The St. Louis Cardinals Were Clearly Sent Here To Break This Wild Card Format, Too

If you've been around baseball long enough, you know exactly where this National League Postseason train is heading: Controversy Junction. Whether it's natural progression or divine intervention, the sport somehow knows to make a stop here whenever a playoff system is in dire need of a modification. The San Francisco Giants  — who have admirably held off the heavily-favored (and reigning ch ampion) Los Angeles Dodgers, as well as every analyst’s preseason darling (and completely overhyped) San Diego Padres all season — are going to potentially eclipse the 106-win plateau. They've already achieved an impressive/unforeseen 100-win season; just the eighth in their club's 139 illustrious years between New York and San Francisco.  But you can mark it down: Their magical run is going to end at the hands of the St. Louis Cardinals in the Wild Card Game. Wait, what? They are still leading their division with only four games to go. Bold Prediction Time: San Francisco is going to

The Cloverleaf Chronicles I: Sun Angles

This is a companion piece to 4Most Sport Group's video series The Cloverleaf Chronicles . Read this in conjunction with Episode #1 on Sun Angles.  If you are stumbling upon this blog before watching the video, treat it as the prologue to what you will see. I f you are arriving here as directed by our little educational segment, c onsider this the rich backstory for the "star" of that show. Okay, that'll be the only terrible dad joke, I promise.  In all seriousness, this information is not entirely necessary to extract the thesis out of The Cloverleaf Chronicles' first installment.

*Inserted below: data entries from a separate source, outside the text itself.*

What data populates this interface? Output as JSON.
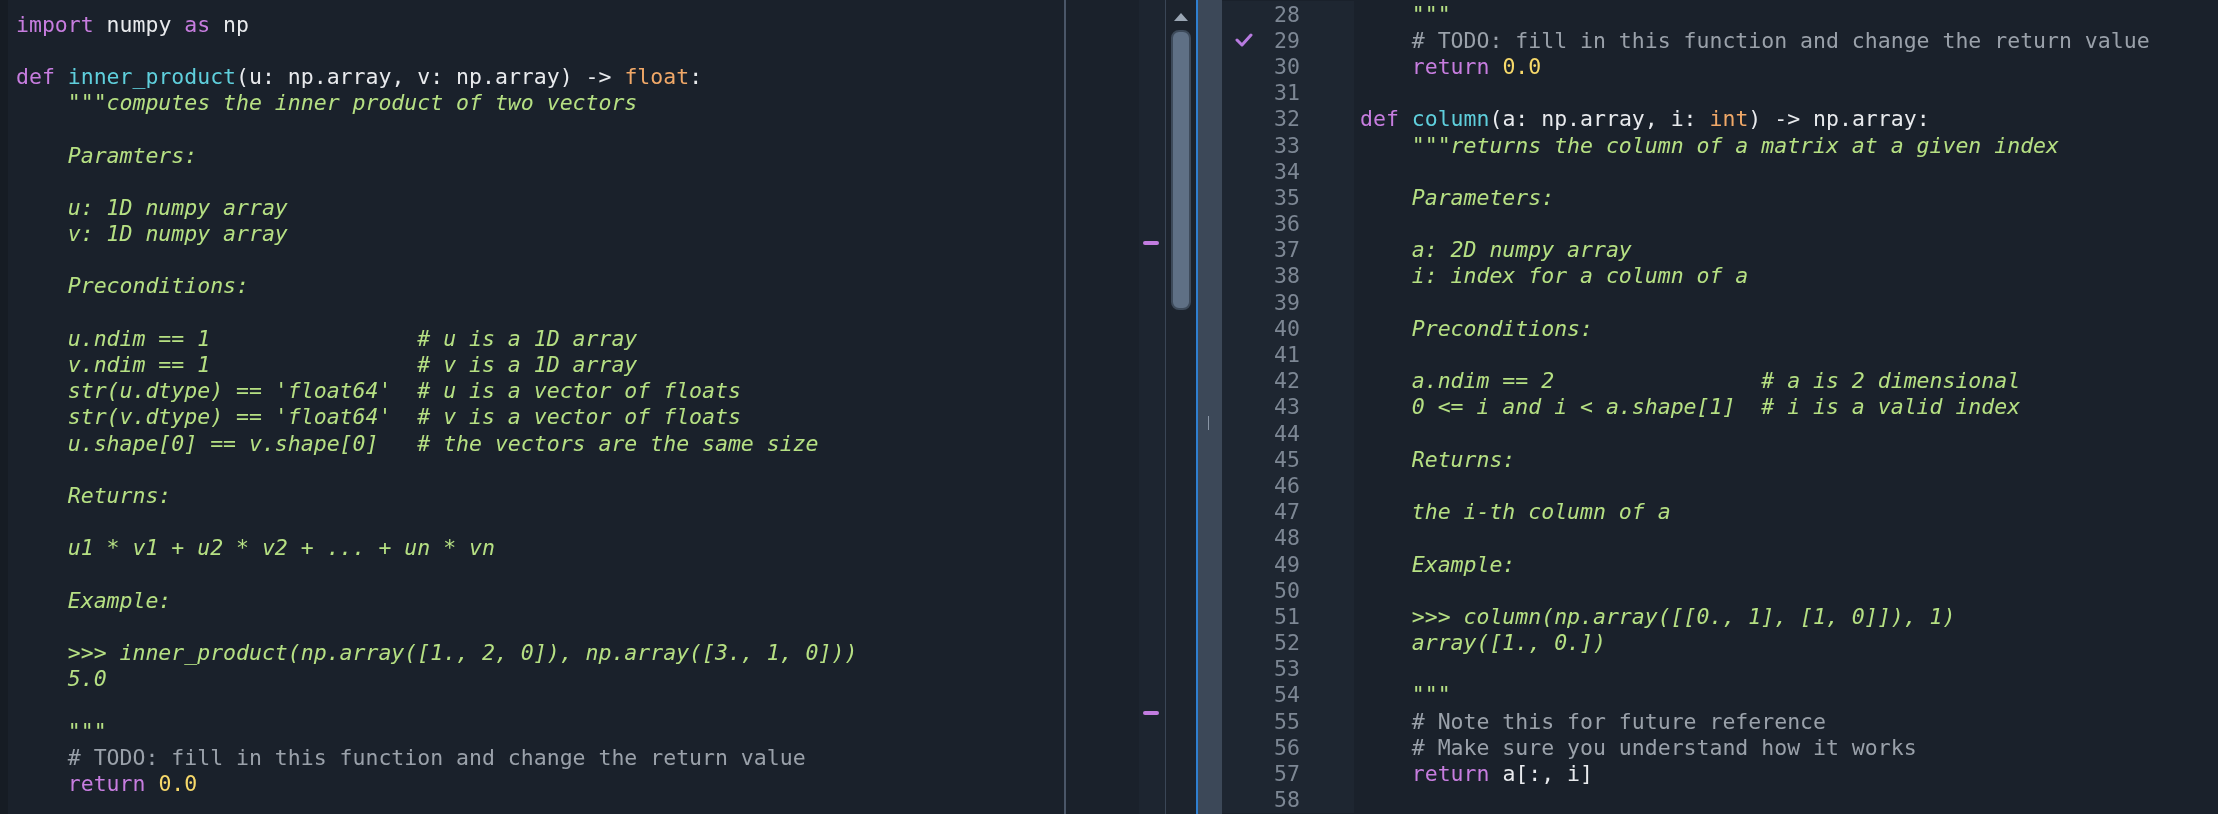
{
  "left_editor": {
    "lines": [
      {
        "kind": "code",
        "segments": [
          {
            "text": "import",
            "kind": "keyword"
          },
          {
            "text": " numpy ",
            "kind": "plain"
          },
          {
            "text": "as",
            "kind": "keyword"
          },
          {
            "text": " np",
            "kind": "plain"
          }
        ]
      },
      {
        "kind": "blank"
      },
      {
        "kind": "code",
        "segments": [
          {
            "text": "def ",
            "kind": "keyword"
          },
          {
            "text": "inner_product",
            "kind": "function"
          },
          {
            "text": "(u: np.array, v: np.array) -> ",
            "kind": "plain"
          },
          {
            "text": "float",
            "kind": "type"
          },
          {
            "text": ":",
            "kind": "plain"
          }
        ]
      },
      {
        "kind": "code",
        "segments": [
          {
            "text": "    \"\"\"computes the inner product of two vectors",
            "kind": "docstring"
          }
        ]
      },
      {
        "kind": "blank"
      },
      {
        "kind": "code",
        "segments": [
          {
            "text": "    Paramters:",
            "kind": "docstring"
          }
        ]
      },
      {
        "kind": "blank"
      },
      {
        "kind": "code",
        "segments": [
          {
            "text": "    u: 1D numpy array",
            "kind": "docstring"
          }
        ]
      },
      {
        "kind": "code",
        "segments": [
          {
            "text": "    v: 1D numpy array",
            "kind": "docstring"
          }
        ]
      },
      {
        "kind": "blank"
      },
      {
        "kind": "code",
        "segments": [
          {
            "text": "    Preconditions:",
            "kind": "docstring"
          }
        ]
      },
      {
        "kind": "blank"
      },
      {
        "kind": "code",
        "segments": [
          {
            "text": "    u.ndim == 1                # u is a 1D array",
            "kind": "docstring"
          }
        ]
      },
      {
        "kind": "code",
        "segments": [
          {
            "text": "    v.ndim == 1                # v is a 1D array",
            "kind": "docstring"
          }
        ]
      },
      {
        "kind": "code",
        "segments": [
          {
            "text": "    str(u.dtype) == 'float64'  # u is a vector of floats",
            "kind": "docstring"
          }
        ]
      },
      {
        "kind": "code",
        "segments": [
          {
            "text": "    str(v.dtype) == 'float64'  # v is a vector of floats",
            "kind": "docstring"
          }
        ]
      },
      {
        "kind": "code",
        "segments": [
          {
            "text": "    u.shape[0] == v.shape[0]   # the vectors are the same size",
            "kind": "docstring"
          }
        ]
      },
      {
        "kind": "blank"
      },
      {
        "kind": "code",
        "segments": [
          {
            "text": "    Returns:",
            "kind": "docstring"
          }
        ]
      },
      {
        "kind": "blank"
      },
      {
        "kind": "code",
        "segments": [
          {
            "text": "    u1 * v1 + u2 * v2 + ... + un * vn",
            "kind": "docstring"
          }
        ]
      },
      {
        "kind": "blank"
      },
      {
        "kind": "code",
        "segments": [
          {
            "text": "    Example:",
            "kind": "docstring"
          }
        ]
      },
      {
        "kind": "blank"
      },
      {
        "kind": "code",
        "segments": [
          {
            "text": "    >>> inner_product(np.array([1., 2, 0]), np.array([3., 1, 0]))",
            "kind": "docstring"
          }
        ]
      },
      {
        "kind": "code",
        "segments": [
          {
            "text": "    5.0",
            "kind": "docstring"
          }
        ]
      },
      {
        "kind": "blank"
      },
      {
        "kind": "code",
        "segments": [
          {
            "text": "    \"\"\"",
            "kind": "docstring"
          }
        ]
      },
      {
        "kind": "code",
        "segments": [
          {
            "text": "    # TODO: fill in this function and change the return value",
            "kind": "comment"
          }
        ]
      },
      {
        "kind": "code",
        "segments": [
          {
            "text": "    return ",
            "kind": "keyword"
          },
          {
            "text": "0.0",
            "kind": "number"
          }
        ]
      }
    ]
  },
  "right_editor": {
    "lines": [
      {
        "number": "28",
        "checked": false,
        "segments": [
          {
            "text": "    \"\"\"",
            "kind": "docstring"
          }
        ]
      },
      {
        "number": "29",
        "checked": true,
        "segments": [
          {
            "text": "    # TODO: fill in this function and change the return value",
            "kind": "comment"
          }
        ]
      },
      {
        "number": "30",
        "checked": false,
        "segments": [
          {
            "text": "    return ",
            "kind": "keyword"
          },
          {
            "text": "0.0",
            "kind": "number"
          }
        ]
      },
      {
        "number": "31",
        "checked": false
      },
      {
        "number": "32",
        "checked": false,
        "segments": [
          {
            "text": "def ",
            "kind": "keyword"
          },
          {
            "text": "column",
            "kind": "function"
          },
          {
            "text": "(a: np.array, i: ",
            "kind": "plain"
          },
          {
            "text": "int",
            "kind": "type"
          },
          {
            "text": ") -> np.array:",
            "kind": "plain"
          }
        ]
      },
      {
        "number": "33",
        "checked": false,
        "segments": [
          {
            "text": "    \"\"\"returns the column of a matrix at a given index",
            "kind": "docstring"
          }
        ]
      },
      {
        "number": "34",
        "checked": false
      },
      {
        "number": "35",
        "checked": false,
        "segments": [
          {
            "text": "    Parameters:",
            "kind": "docstring"
          }
        ]
      },
      {
        "number": "36",
        "checked": false
      },
      {
        "number": "37",
        "checked": false,
        "segments": [
          {
            "text": "    a: 2D numpy array",
            "kind": "docstring"
          }
        ]
      },
      {
        "number": "38",
        "checked": false,
        "segments": [
          {
            "text": "    i: index for a column of a",
            "kind": "docstring"
          }
        ]
      },
      {
        "number": "39",
        "checked": false
      },
      {
        "number": "40",
        "checked": false,
        "segments": [
          {
            "text": "    Preconditions:",
            "kind": "docstring"
          }
        ]
      },
      {
        "number": "41",
        "checked": false
      },
      {
        "number": "42",
        "checked": false,
        "segments": [
          {
            "text": "    a.ndim == 2                # a is 2 dimensional",
            "kind": "docstring"
          }
        ]
      },
      {
        "number": "43",
        "checked": false,
        "segments": [
          {
            "text": "    0 <= i and i < a.shape[1]  # i is a valid index",
            "kind": "docstring"
          }
        ]
      },
      {
        "number": "44",
        "checked": false
      },
      {
        "number": "45",
        "checked": false,
        "segments": [
          {
            "text": "    Returns:",
            "kind": "docstring"
          }
        ]
      },
      {
        "number": "46",
        "checked": false
      },
      {
        "number": "47",
        "checked": false,
        "segments": [
          {
            "text": "    the i-th column of a",
            "kind": "docstring"
          }
        ]
      },
      {
        "number": "48",
        "checked": false
      },
      {
        "number": "49",
        "checked": false,
        "segments": [
          {
            "text": "    Example:",
            "kind": "docstring"
          }
        ]
      },
      {
        "number": "50",
        "checked": false
      },
      {
        "number": "51",
        "checked": false,
        "segments": [
          {
            "text": "    >>> column(np.array([[0., 1], [1, 0]]), 1)",
            "kind": "docstring"
          }
        ]
      },
      {
        "number": "52",
        "checked": false,
        "segments": [
          {
            "text": "    array([1., 0.])",
            "kind": "docstring"
          }
        ]
      },
      {
        "number": "53",
        "checked": false
      },
      {
        "number": "54",
        "checked": false,
        "segments": [
          {
            "text": "    \"\"\"",
            "kind": "docstring"
          }
        ]
      },
      {
        "number": "55",
        "checked": false,
        "segments": [
          {
            "text": "    # Note this for future reference",
            "kind": "comment"
          }
        ]
      },
      {
        "number": "56",
        "checked": false,
        "segments": [
          {
            "text": "    # Make sure you understand how it works",
            "kind": "comment"
          }
        ]
      },
      {
        "number": "57",
        "checked": false,
        "segments": [
          {
            "text": "    return ",
            "kind": "keyword"
          },
          {
            "text": "a[:, i]",
            "kind": "plain"
          }
        ]
      },
      {
        "number": "58",
        "checked": false
      }
    ]
  }
}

However, it is the perfect amount of "nerding out" for those, like me, that want to learn everything about everything. It's a medium dive, with plenty of Sun-related things there wasn't time to tuck into the video. Call it the director's cut. What we aim to do is drop a few anecdotes about our compelling heavenly body. We'll also sprinkle in some cultural hi